Hawaiian officials called a state of emergency Thursday for portions of the Big Island after advancing lava from the Kilauea volcano came within a mile of a subdivision and threatened to cut off the major road serving the area.
“We are taking this step to ensure our residents have time to prepare their families, their pets, and their livestock for a safe and orderly evacuation from Ka‘ohe in the event the flow continues to advance,” Hawaii County Mayor Billy Kenoi said in a statement, referring to the Ka‘ohe subdivision.
Kenoi called for the state of emergency after
The subdivisions under threat are about 15 miles south of Hilo. According to Kenoi's request for help from Gov.
In a statement, Hawaii County Civil Defense Administrator Darryl Oliveira said civil defense employees would conduct door-to-door visits to encourage residents to prepare to evacuate.
Officials on Thursday limited access to the subdivision roads to residents only and urged others to stay away.
"The lava cannot be seen from the subdivision, and there is no reason for nonresidents to be in the Ka'ohe subdivision at this time," Oliveira said.

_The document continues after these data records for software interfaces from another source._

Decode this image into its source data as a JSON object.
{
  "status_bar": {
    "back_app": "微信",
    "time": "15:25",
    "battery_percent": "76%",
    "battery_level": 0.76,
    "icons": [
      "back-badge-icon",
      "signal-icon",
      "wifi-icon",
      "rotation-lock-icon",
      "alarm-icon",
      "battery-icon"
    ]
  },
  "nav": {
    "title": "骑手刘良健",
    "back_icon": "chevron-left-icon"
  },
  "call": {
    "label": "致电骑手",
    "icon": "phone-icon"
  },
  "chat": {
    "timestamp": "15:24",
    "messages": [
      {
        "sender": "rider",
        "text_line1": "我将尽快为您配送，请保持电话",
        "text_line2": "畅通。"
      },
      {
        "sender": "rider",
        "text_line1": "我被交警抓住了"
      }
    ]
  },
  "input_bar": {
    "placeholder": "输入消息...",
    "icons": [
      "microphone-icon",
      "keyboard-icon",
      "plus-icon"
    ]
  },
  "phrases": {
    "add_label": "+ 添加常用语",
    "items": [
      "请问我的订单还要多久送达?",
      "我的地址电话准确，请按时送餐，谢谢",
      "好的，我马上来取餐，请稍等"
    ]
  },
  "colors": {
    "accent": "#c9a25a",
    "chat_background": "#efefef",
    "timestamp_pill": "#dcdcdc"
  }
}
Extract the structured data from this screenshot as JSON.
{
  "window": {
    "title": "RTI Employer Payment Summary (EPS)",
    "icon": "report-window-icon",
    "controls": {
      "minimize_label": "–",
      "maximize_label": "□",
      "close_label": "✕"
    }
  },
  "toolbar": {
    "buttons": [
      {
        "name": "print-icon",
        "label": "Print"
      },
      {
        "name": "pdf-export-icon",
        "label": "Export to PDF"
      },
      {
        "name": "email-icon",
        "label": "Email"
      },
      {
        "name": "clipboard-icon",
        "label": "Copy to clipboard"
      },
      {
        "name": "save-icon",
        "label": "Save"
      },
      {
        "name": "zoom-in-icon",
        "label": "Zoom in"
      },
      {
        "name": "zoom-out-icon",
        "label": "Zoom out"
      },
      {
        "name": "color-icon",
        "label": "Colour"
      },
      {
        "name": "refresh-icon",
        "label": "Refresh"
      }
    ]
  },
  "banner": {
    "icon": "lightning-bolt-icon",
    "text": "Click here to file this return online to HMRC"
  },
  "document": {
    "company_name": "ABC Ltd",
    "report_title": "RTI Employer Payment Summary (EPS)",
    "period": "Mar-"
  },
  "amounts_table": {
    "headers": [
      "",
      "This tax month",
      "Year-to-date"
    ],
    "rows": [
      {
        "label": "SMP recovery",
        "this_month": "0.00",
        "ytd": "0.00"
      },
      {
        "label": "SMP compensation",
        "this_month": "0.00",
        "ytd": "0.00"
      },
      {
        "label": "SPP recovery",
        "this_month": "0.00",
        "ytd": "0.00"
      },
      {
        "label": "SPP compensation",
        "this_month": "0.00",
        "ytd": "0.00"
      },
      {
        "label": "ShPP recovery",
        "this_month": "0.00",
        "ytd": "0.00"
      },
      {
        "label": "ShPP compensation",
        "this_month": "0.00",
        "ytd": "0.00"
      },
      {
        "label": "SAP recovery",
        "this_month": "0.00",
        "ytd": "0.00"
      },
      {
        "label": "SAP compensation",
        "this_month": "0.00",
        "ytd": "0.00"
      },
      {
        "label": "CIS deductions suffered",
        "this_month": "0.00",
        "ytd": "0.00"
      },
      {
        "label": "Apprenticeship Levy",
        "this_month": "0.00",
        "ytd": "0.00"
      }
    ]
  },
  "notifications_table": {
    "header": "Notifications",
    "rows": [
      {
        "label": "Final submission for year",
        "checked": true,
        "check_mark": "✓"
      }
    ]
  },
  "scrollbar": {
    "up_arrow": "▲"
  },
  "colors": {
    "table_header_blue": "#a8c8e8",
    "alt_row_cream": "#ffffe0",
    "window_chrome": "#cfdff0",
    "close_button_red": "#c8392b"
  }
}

Officials from the Hawaii County Civil Defense Administration and the USGS Hawaiian Volcano Observatory are holding public meetings to update residents on the lava flow.